PROBLEM DESCRIPTION: The entries are to be output word for word, with the pictures omitted.

DATASET ENTRIES:
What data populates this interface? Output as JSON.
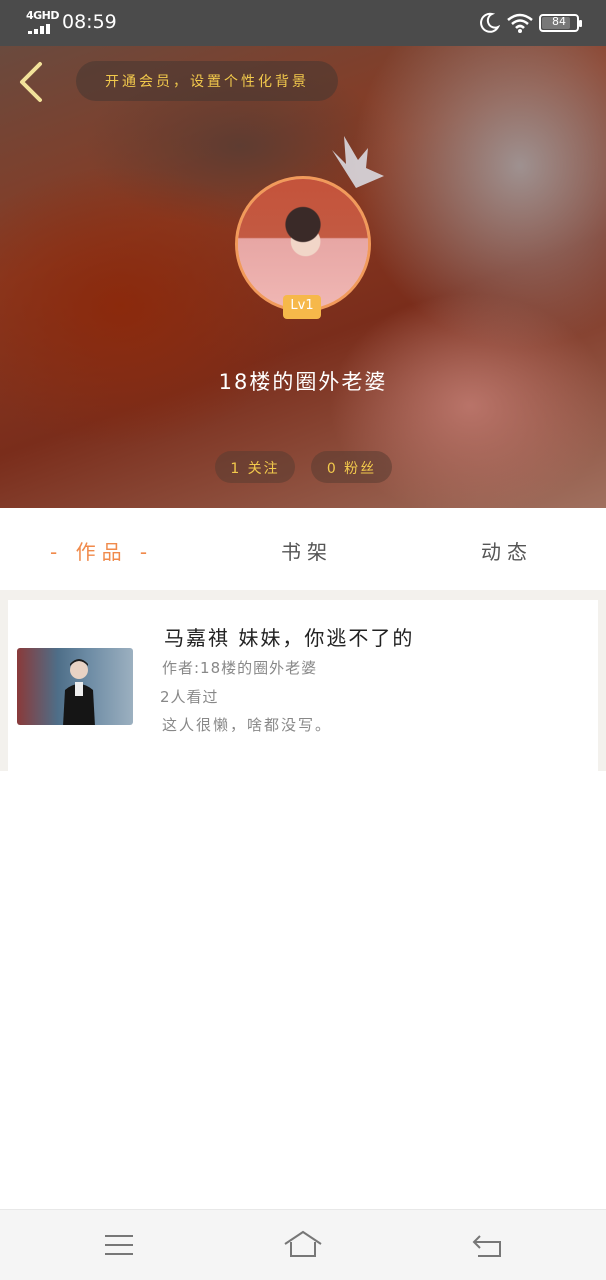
{
  "status_bar": {
    "network": "4GHD",
    "time": "08:59",
    "battery": "84",
    "battery_level": 84,
    "icons": [
      "signal-icon",
      "moon-icon",
      "wifi-icon",
      "battery-icon"
    ]
  },
  "header": {
    "back_icon": "chevron-left-icon",
    "vip_banner": "开通会员，设置个性化背景",
    "level": "Lv1",
    "username": "18楼的圈外老婆",
    "follow": "1 关注",
    "fans": "0 粉丝",
    "accent": "#f2c94c"
  },
  "tabs": [
    {
      "label": "- 作品 -",
      "active": true
    },
    {
      "label": "书架",
      "active": false
    },
    {
      "label": "动态",
      "active": false
    }
  ],
  "works": [
    {
      "title": "马嘉祺  妹妹，你逃不了的",
      "author": "作者:18楼的圈外老婆",
      "views": "2人看过",
      "description": "这人很懒，啥都没写。"
    }
  ],
  "nav_bar": {
    "icons": [
      "menu-icon",
      "home-icon",
      "back-icon"
    ]
  },
  "colors": {
    "tab_active": "#f08a4b",
    "avatar_ring": "#f19a5b",
    "level_badge": "#f6b84a"
  }
}
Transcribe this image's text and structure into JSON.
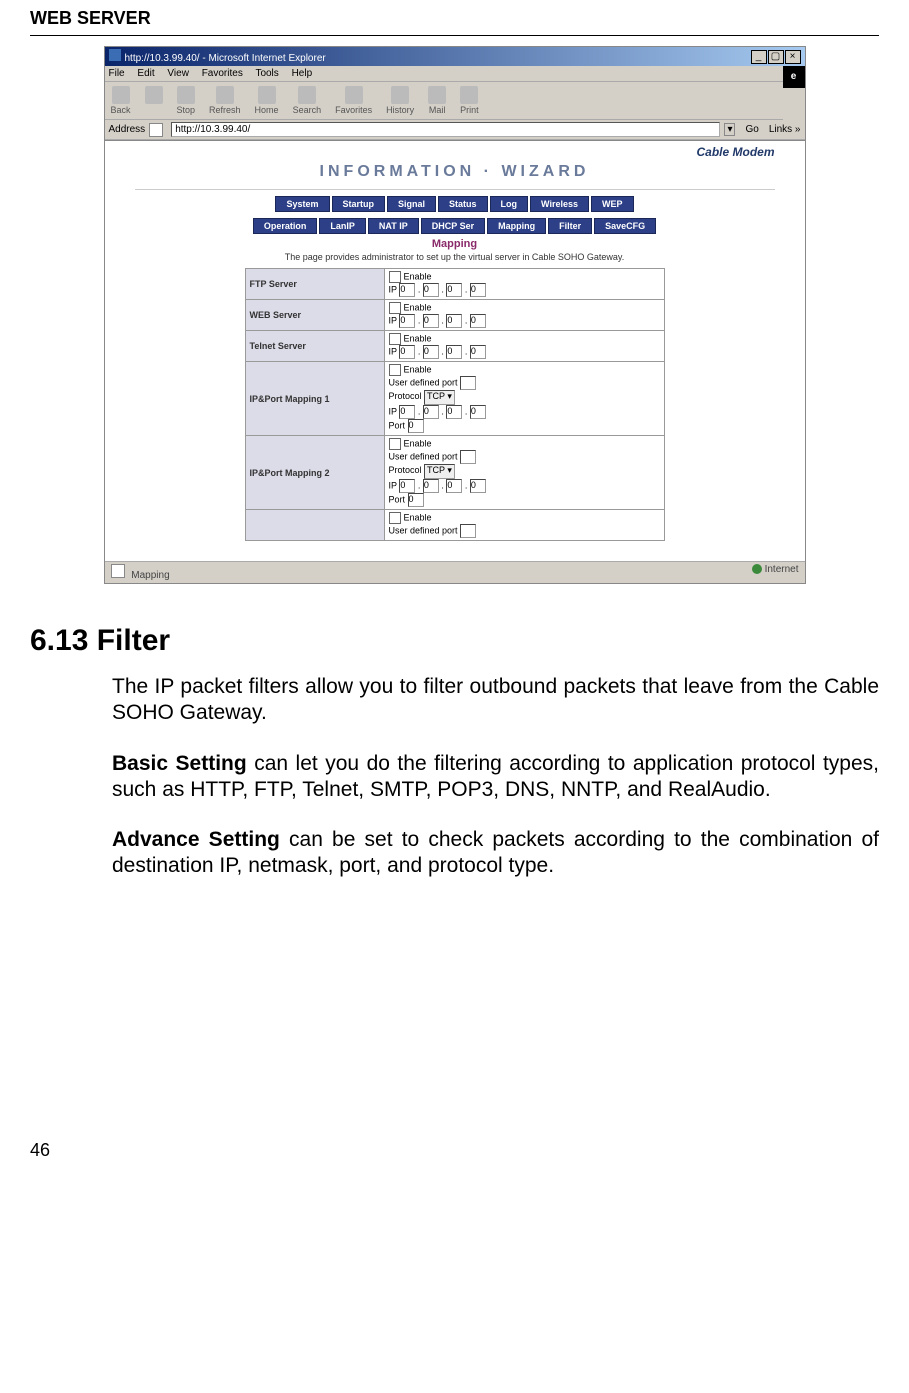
{
  "header": "WEB SERVER",
  "page_number": "46",
  "section": {
    "heading": "6.13 Filter",
    "p1": "The IP packet filters allow you to filter outbound packets that leave from the Cable SOHO Gateway.",
    "p2_label": "Basic Setting",
    "p2_rest": " can let you do the filtering according to application protocol types, such as HTTP, FTP, Telnet, SMTP, POP3, DNS, NNTP, and RealAudio.",
    "p3_label": "Advance Setting",
    "p3_rest": " can be set to check packets according to the combination of destination IP, netmask, port, and protocol type."
  },
  "screenshot": {
    "window_title": "http://10.3.99.40/ - Microsoft Internet Explorer",
    "menubar": [
      "File",
      "Edit",
      "View",
      "Favorites",
      "Tools",
      "Help"
    ],
    "toolbar": [
      "Back",
      "",
      "",
      "Stop",
      "Refresh",
      "Home",
      "Search",
      "Favorites",
      "History",
      "Mail",
      "Print"
    ],
    "address_label": "Address",
    "address_value": "http://10.3.99.40/",
    "go_label": "Go",
    "links_label": "Links »",
    "brand": "Cable Modem",
    "info_wizard": "INFORMATION · WIZARD",
    "nav1": [
      "System",
      "Startup",
      "Signal",
      "Status",
      "Log",
      "Wireless",
      "WEP"
    ],
    "nav2": [
      "Operation",
      "LanIP",
      "NAT IP",
      "DHCP Ser",
      "Mapping",
      "Filter",
      "SaveCFG"
    ],
    "section_title": "Mapping",
    "section_desc": "The page provides administrator to set up the virtual server in Cable SOHO Gateway.",
    "rows": {
      "ftp": {
        "label": "FTP Server",
        "enable": "Enable",
        "ip_prefix": "IP",
        "octets": [
          "0",
          "0",
          "0",
          "0"
        ]
      },
      "web": {
        "label": "WEB Server",
        "enable": "Enable",
        "ip_prefix": "IP",
        "octets": [
          "0",
          "0",
          "0",
          "0"
        ]
      },
      "telnet": {
        "label": "Telnet Server",
        "enable": "Enable",
        "ip_prefix": "IP",
        "octets": [
          "0",
          "0",
          "0",
          "0"
        ]
      },
      "map1": {
        "label": "IP&Port Mapping 1",
        "enable": "Enable",
        "udp_label": "User defined port",
        "proto_label": "Protocol",
        "proto_value": "TCP",
        "ip_prefix": "IP",
        "octets": [
          "0",
          "0",
          "0",
          "0"
        ],
        "port_label": "Port",
        "port_value": "0"
      },
      "map2": {
        "label": "IP&Port Mapping 2",
        "enable": "Enable",
        "udp_label": "User defined port",
        "proto_label": "Protocol",
        "proto_value": "TCP",
        "ip_prefix": "IP",
        "octets": [
          "0",
          "0",
          "0",
          "0"
        ],
        "port_label": "Port",
        "port_value": "0"
      },
      "map3": {
        "enable": "Enable",
        "udp_label": "User defined port"
      }
    },
    "status_left": "Mapping",
    "status_right": "Internet"
  }
}
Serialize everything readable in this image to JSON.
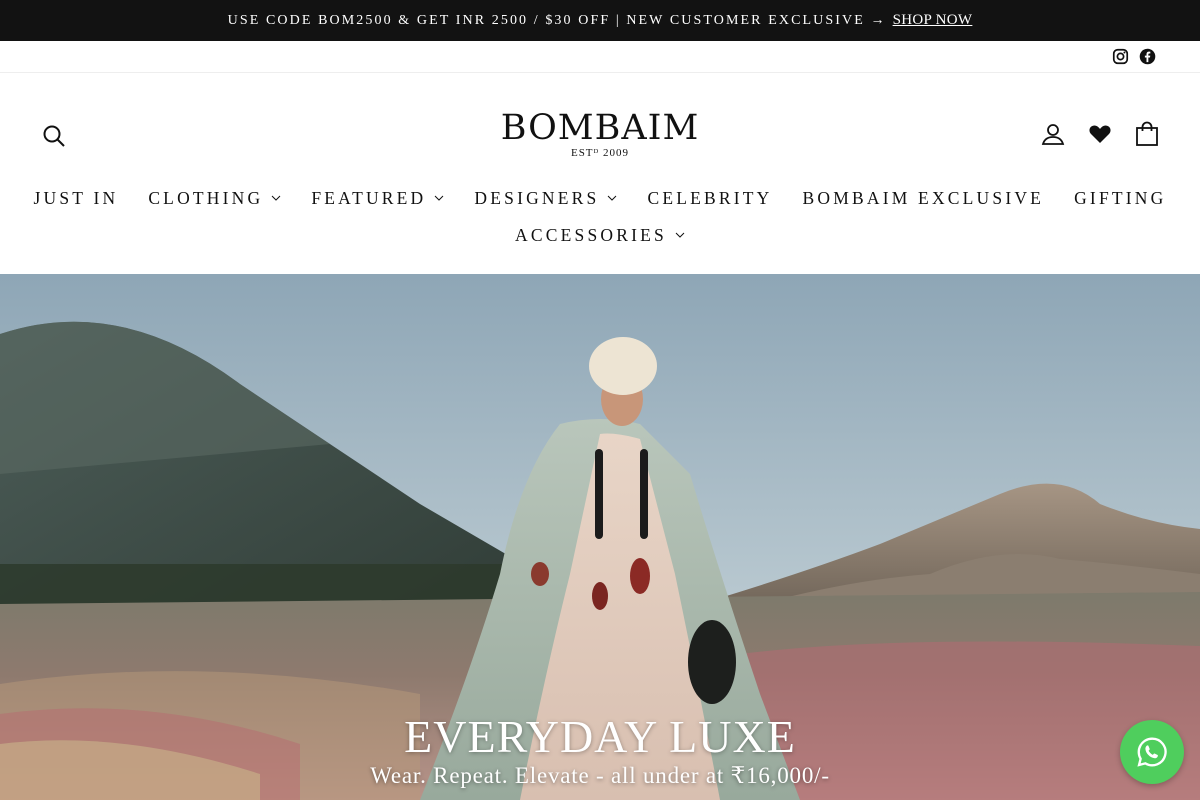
{
  "announcement": {
    "text": "USE CODE BOM2500 & GET INR 2500 / $30 OFF | NEW CUSTOMER EXCLUSIVE →",
    "link": "SHOP NOW"
  },
  "social": {
    "icons": [
      "instagram-icon",
      "facebook-icon"
    ]
  },
  "header": {
    "logo_name": "BOMBAIM",
    "logo_est": "ESTᴰ 2009",
    "icons": [
      "search-icon",
      "user-icon",
      "heart-icon",
      "bag-icon"
    ]
  },
  "nav": {
    "items": [
      {
        "label": "JUST IN"
      },
      {
        "label": "CLOTHING"
      },
      {
        "label": "FEATURED"
      },
      {
        "label": "DESIGNERS"
      },
      {
        "label": "CELEBRITY"
      },
      {
        "label": "BOMBAIM EXCLUSIVE"
      },
      {
        "label": "GIFTING"
      },
      {
        "label": "ACCESSORIES"
      }
    ]
  },
  "hero": {
    "title": "EVERYDAY LUXE",
    "subtitle": "Wear. Repeat. Elevate - all under at ₹16,000/-"
  },
  "colors": {
    "announcement_bg": "#121212",
    "whatsapp": "#4fce5d"
  }
}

PROBLEM SOLUTION:
What data populates this interface? Output as JSON.
{
  "status_bar": {
    "network": "4GHD",
    "time": "08:59",
    "battery": "84",
    "battery_level": 84,
    "icons": [
      "signal-icon",
      "moon-icon",
      "wifi-icon",
      "battery-icon"
    ]
  },
  "header": {
    "back_icon": "chevron-left-icon",
    "vip_banner": "开通会员，设置个性化背景",
    "level": "Lv1",
    "username": "18楼的圈外老婆",
    "follow": "1 关注",
    "fans": "0 粉丝",
    "accent": "#f2c94c"
  },
  "tabs": [
    {
      "label": "- 作品 -",
      "active": true
    },
    {
      "label": "书架",
      "active": false
    },
    {
      "label": "动态",
      "active": false
    }
  ],
  "works": [
    {
      "title": "马嘉祺  妹妹，你逃不了的",
      "author": "作者:18楼的圈外老婆",
      "views": "2人看过",
      "description": "这人很懒，啥都没写。"
    }
  ],
  "nav_bar": {
    "icons": [
      "menu-icon",
      "home-icon",
      "back-icon"
    ]
  },
  "colors": {
    "tab_active": "#f08a4b",
    "avatar_ring": "#f19a5b",
    "level_badge": "#f6b84a"
  }
}
Transcribe this image's text and structure into JSON.
{
  "header": "WEB SERVER",
  "page_number": "46",
  "section": {
    "heading": "6.13 Filter",
    "p1": "The IP packet filters allow you to filter outbound packets that leave from the Cable SOHO Gateway.",
    "p2_label": "Basic Setting",
    "p2_rest": " can let you do the filtering according to application protocol types, such as HTTP, FTP, Telnet, SMTP, POP3, DNS, NNTP, and RealAudio.",
    "p3_label": "Advance Setting",
    "p3_rest": " can be set to check packets according to the combination of destination IP, netmask, port, and protocol type."
  },
  "screenshot": {
    "window_title": "http://10.3.99.40/ - Microsoft Internet Explorer",
    "menubar": [
      "File",
      "Edit",
      "View",
      "Favorites",
      "Tools",
      "Help"
    ],
    "toolbar": [
      "Back",
      "",
      "",
      "Stop",
      "Refresh",
      "Home",
      "Search",
      "Favorites",
      "History",
      "Mail",
      "Print"
    ],
    "address_label": "Address",
    "address_value": "http://10.3.99.40/",
    "go_label": "Go",
    "links_label": "Links »",
    "brand": "Cable Modem",
    "info_wizard": "INFORMATION · WIZARD",
    "nav1": [
      "System",
      "Startup",
      "Signal",
      "Status",
      "Log",
      "Wireless",
      "WEP"
    ],
    "nav2": [
      "Operation",
      "LanIP",
      "NAT IP",
      "DHCP Ser",
      "Mapping",
      "Filter",
      "SaveCFG"
    ],
    "section_title": "Mapping",
    "section_desc": "The page provides administrator to set up the virtual server in Cable SOHO Gateway.",
    "rows": {
      "ftp": {
        "label": "FTP Server",
        "enable": "Enable",
        "ip_prefix": "IP",
        "octets": [
          "0",
          "0",
          "0",
          "0"
        ]
      },
      "web": {
        "label": "WEB Server",
        "enable": "Enable",
        "ip_prefix": "IP",
        "octets": [
          "0",
          "0",
          "0",
          "0"
        ]
      },
      "telnet": {
        "label": "Telnet Server",
        "enable": "Enable",
        "ip_prefix": "IP",
        "octets": [
          "0",
          "0",
          "0",
          "0"
        ]
      },
      "map1": {
        "label": "IP&Port Mapping 1",
        "enable": "Enable",
        "udp_label": "User defined port",
        "proto_label": "Protocol",
        "proto_value": "TCP",
        "ip_prefix": "IP",
        "octets": [
          "0",
          "0",
          "0",
          "0"
        ],
        "port_label": "Port",
        "port_value": "0"
      },
      "map2": {
        "label": "IP&Port Mapping 2",
        "enable": "Enable",
        "udp_label": "User defined port",
        "proto_label": "Protocol",
        "proto_value": "TCP",
        "ip_prefix": "IP",
        "octets": [
          "0",
          "0",
          "0",
          "0"
        ],
        "port_label": "Port",
        "port_value": "0"
      },
      "map3": {
        "enable": "Enable",
        "udp_label": "User defined port"
      }
    },
    "status_left": "Mapping",
    "status_right": "Internet"
  }
}
Serialize everything readable in this image to JSON.
{
  "announcement": {
    "text": "USE CODE BOM2500 & GET INR 2500 / $30 OFF | NEW CUSTOMER EXCLUSIVE →",
    "link": "SHOP NOW"
  },
  "social": {
    "icons": [
      "instagram-icon",
      "facebook-icon"
    ]
  },
  "header": {
    "logo_name": "BOMBAIM",
    "logo_est": "ESTᴰ 2009",
    "icons": [
      "search-icon",
      "user-icon",
      "heart-icon",
      "bag-icon"
    ]
  },
  "nav": {
    "items": [
      {
        "label": "JUST IN"
      },
      {
        "label": "CLOTHING"
      },
      {
        "label": "FEATURED"
      },
      {
        "label": "DESIGNERS"
      },
      {
        "label": "CELEBRITY"
      },
      {
        "label": "BOMBAIM EXCLUSIVE"
      },
      {
        "label": "GIFTING"
      },
      {
        "label": "ACCESSORIES"
      }
    ]
  },
  "hero": {
    "title": "EVERYDAY LUXE",
    "subtitle": "Wear. Repeat. Elevate - all under at ₹16,000/-"
  },
  "colors": {
    "announcement_bg": "#121212",
    "whatsapp": "#4fce5d"
  }
}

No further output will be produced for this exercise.